───── Data extract

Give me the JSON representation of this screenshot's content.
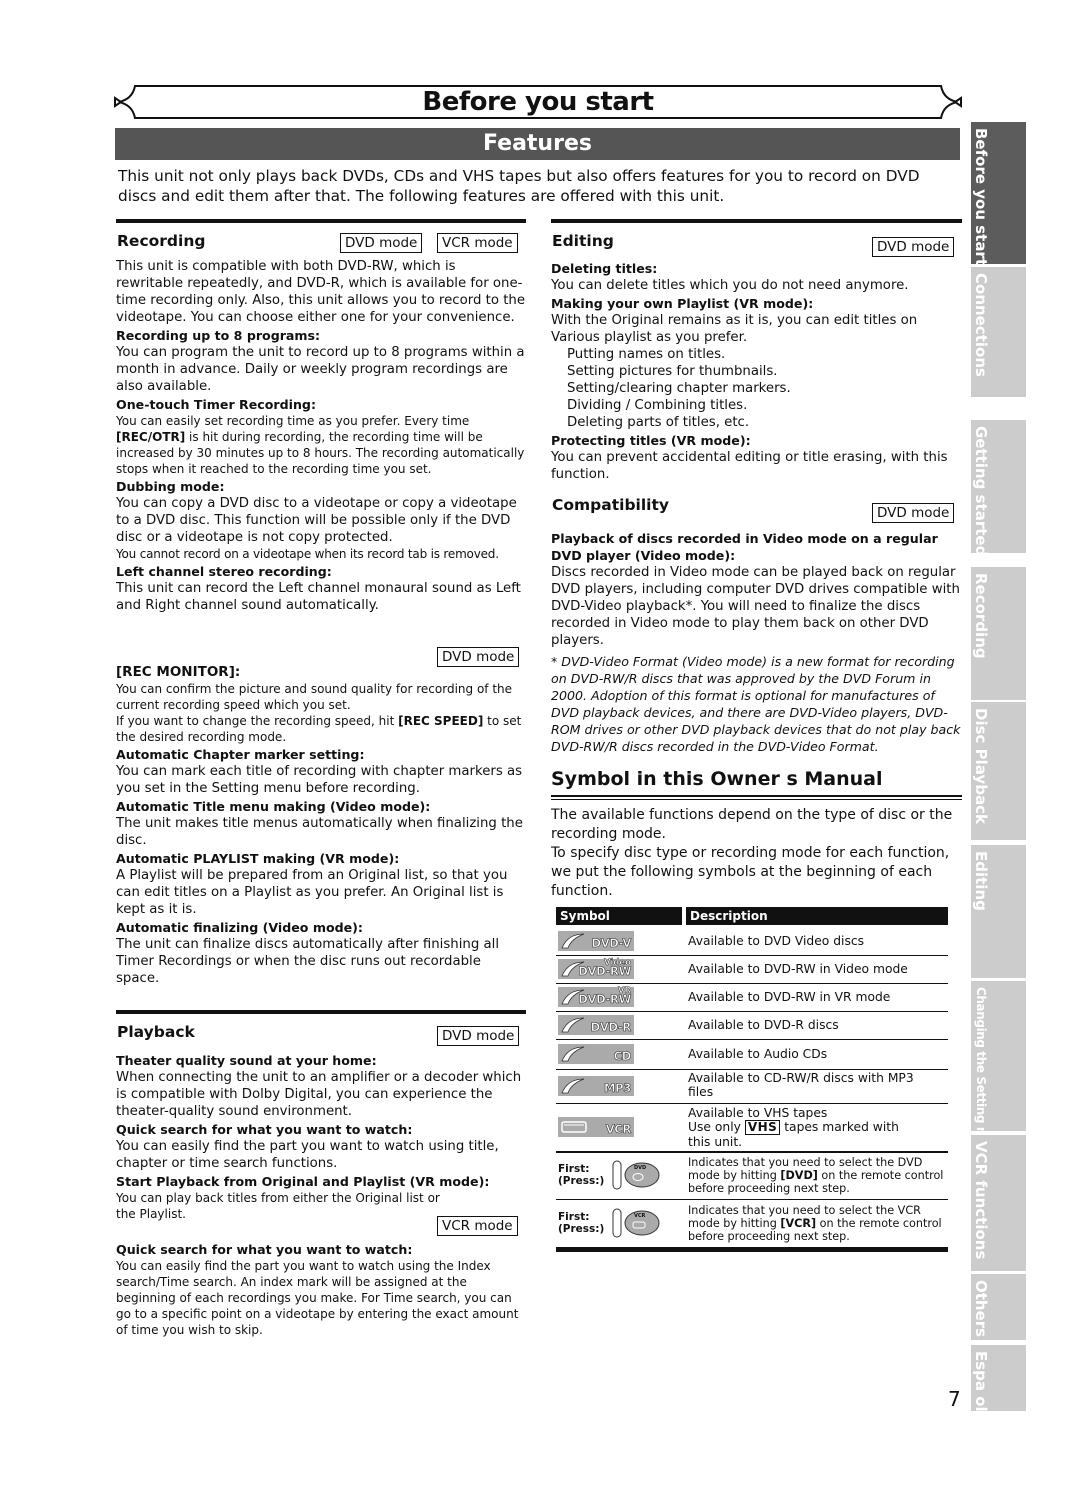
{
  "header": {
    "title": "Before you start",
    "section": "Features",
    "intro": "This unit not only plays back DVDs, CDs and VHS tapes but also offers features for you to record on DVD discs and edit them after that. The following features are offered with this unit."
  },
  "recording": {
    "heading": "Recording",
    "modes": [
      "DVD mode",
      "VCR mode"
    ],
    "intro": "This unit is compatible with both DVD-RW, which is rewritable repeatedly, and DVD-R, which is available for one-time recording only. Also, this unit allows you to record to the videotape.  You can choose either one for your convenience.",
    "items": [
      {
        "title": "Recording up to 8 programs:",
        "text": "You can program the unit to record up to 8 programs within a month in advance. Daily or weekly program recordings are also available."
      },
      {
        "title": "One-touch Timer Recording:",
        "text_pre": "You can easily set recording time as you prefer. Every time ",
        "key": "[REC/OTR]",
        "text_post": " is hit during recording, the recording time will be increased by 30 minutes up to 8 hours. The recording automatically stops when it reached to the recording time you set."
      },
      {
        "title": "Dubbing mode:",
        "text": "You can copy a DVD disc to a videotape or copy a videotape to a DVD disc. This function will be possible only if the DVD disc or a videotape is not copy protected.",
        "note": "You cannot record on a videotape when its record tab is removed."
      },
      {
        "title": "Left channel stereo recording:",
        "text": "This unit can record the Left channel monaural sound as Left and Right channel sound automatically."
      }
    ],
    "rec_monitor": {
      "mode": "DVD mode",
      "title": "[REC MONITOR]:",
      "text1": "You can confirm the picture and sound quality for recording of the current recording speed which you set.",
      "text2_pre": "If you want to change the recording speed, hit ",
      "key": "[REC SPEED]",
      "text2_post": " to set the desired recording mode."
    },
    "items2": [
      {
        "title": "Automatic Chapter marker setting:",
        "text": "You can mark each title of recording with chapter markers as you set in the Setting menu before recording."
      },
      {
        "title": "Automatic Title menu making (Video mode):",
        "text": "The unit makes title menus automatically when finalizing the disc."
      },
      {
        "title": "Automatic PLAYLIST making (VR mode):",
        "text": "A Playlist will be prepared from an Original list, so that you can edit titles on a Playlist as you prefer. An Original list is kept as it is."
      },
      {
        "title": "Automatic finalizing (Video mode):",
        "text": "The unit can finalize discs automatically after finishing all Timer Recordings or when the disc runs out recordable space."
      }
    ]
  },
  "playback": {
    "heading": "Playback",
    "mode": "DVD mode",
    "items": [
      {
        "title": "Theater quality sound at your home:",
        "text": "When connecting the unit to an amplifier or a decoder which is compatible with Dolby Digital, you can experience the theater-quality sound environment."
      },
      {
        "title": "Quick search for what you want to watch:",
        "text": "You can easily find the part you want to watch using title, chapter or time search functions."
      },
      {
        "title": "Start Playback from Original and Playlist (VR mode):",
        "text": "You can play back titles from either the Original list or the Playlist."
      }
    ],
    "vcr_mode": "VCR mode",
    "vcr_item": {
      "title": "Quick search for what you want to watch:",
      "text": "You can easily find the part you want to watch using the Index search/Time search. An index mark will be assigned at the beginning of each recordings you make. For Time search, you can go to a specific point on a videotape by entering the exact amount of time you wish to skip."
    }
  },
  "editing": {
    "heading": "Editing",
    "mode": "DVD mode",
    "del_title": "Deleting titles:",
    "del_text": "You can delete titles which you do not need anymore.",
    "pl_title": "Making your own Playlist (VR mode):",
    "pl_text": "With the Original remains as it is, you can edit titles on Various playlist as you prefer.",
    "pl_list": [
      "Putting names on titles.",
      "Setting pictures for thumbnails.",
      "Setting/clearing chapter markers.",
      "Dividing / Combining titles.",
      "Deleting parts of titles, etc."
    ],
    "prot_title": "Protecting titles (VR mode):",
    "prot_text": "You can prevent accidental editing or title erasing, with this function."
  },
  "compatibility": {
    "heading": "Compatibility",
    "mode": "DVD mode",
    "title": "Playback of discs recorded in Video mode on a regular DVD player (Video mode):",
    "text": "Discs recorded in Video mode can be played back on regular DVD players, including computer DVD drives compatible with DVD-Video playback*. You will need to finalize the discs recorded in Video mode to play them back on other DVD players.",
    "footnote": "* DVD-Video Format (Video mode) is a new format for recording on DVD-RW/R discs that was approved by the DVD Forum in 2000.  Adoption of this format is optional for manufactures of DVD playback devices, and there are DVD-Video players, DVD-ROM drives or other DVD playback devices that do not play back DVD-RW/R discs recorded in the DVD-Video Format."
  },
  "symbols": {
    "heading": "Symbol in this Owner s Manual",
    "intro1": "The available functions depend on the type of disc or the recording mode.",
    "intro2": "To specify disc type or recording mode for each function, we put the following symbols at the beginning of each function.",
    "col_symbol": "Symbol",
    "col_description": "Description",
    "rows": [
      {
        "icon": "DVD-V",
        "sup": "",
        "desc": "Available to DVD Video discs"
      },
      {
        "icon": "DVD-RW",
        "sup": "Video",
        "desc": "Available to DVD-RW in Video mode"
      },
      {
        "icon": "DVD-RW",
        "sup": "VR",
        "desc": "Available to DVD-RW in VR mode"
      },
      {
        "icon": "DVD-R",
        "sup": "",
        "desc": "Available to DVD-R discs"
      },
      {
        "icon": "CD",
        "sup": "",
        "desc": "Available to Audio CDs"
      },
      {
        "icon": "MP3",
        "sup": "",
        "desc": "Available to CD-RW/R discs with MP3 files"
      }
    ],
    "vcr_row": {
      "icon": "VCR",
      "line1": "Available to VHS tapes",
      "line2_pre": "Use only ",
      "vhs": "VHS",
      "line2_post": " tapes marked with",
      "line3": "this unit."
    },
    "press_rows": [
      {
        "first": "First:",
        "press": "(Press:)",
        "button": "DVD",
        "pre": "Indicates that you need to select the DVD mode by hitting ",
        "key": "[DVD]",
        "post": " on the remote control before proceeding next step."
      },
      {
        "first": "First:",
        "press": "(Press:)",
        "button": "VCR",
        "pre": "Indicates that you need to select the VCR mode by hitting ",
        "key": "[VCR]",
        "post": " on the remote control before proceeding next step."
      }
    ]
  },
  "side_tabs": [
    {
      "label": "Before you start",
      "active": true
    },
    {
      "label": "Connections",
      "active": false
    },
    {
      "label": "Getting started",
      "active": false
    },
    {
      "label": "Recording",
      "active": false
    },
    {
      "label": "Disc Playback",
      "active": false
    },
    {
      "label": "Editing",
      "active": false
    },
    {
      "label": "Changing the Setting menu",
      "active": false
    },
    {
      "label": "VCR functions",
      "active": false
    },
    {
      "label": "Others",
      "active": false
    },
    {
      "label": "Espa ol",
      "active": false
    }
  ],
  "page_number": "7",
  "colors": {
    "section_bar": "#555555",
    "tab_active": "#5c5c5c",
    "tab_inactive": "#cccccc",
    "icon_bg": "#aaaaaa"
  }
}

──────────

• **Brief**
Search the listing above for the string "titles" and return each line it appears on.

• **Completed exercise**
        "text": "A Playlist will be prepared from an Original list, so that you can edit titles on a Playlist as you prefer. An Original list is kept as it is."
        "text": "You can play back titles from either the Original list or the Playlist."
    "del_title": "Deleting titles:",
    "del_text": "You can delete titles which you do not need anymore.",
    "pl_text": "With the Original remains as it is, you can edit titles on Various playlist as you prefer.",
      "Putting names on titles.",
      "Dividing / Combining titles.",
      "Deleting parts of titles, etc."
    "prot_title": "Protecting titles (VR mode):",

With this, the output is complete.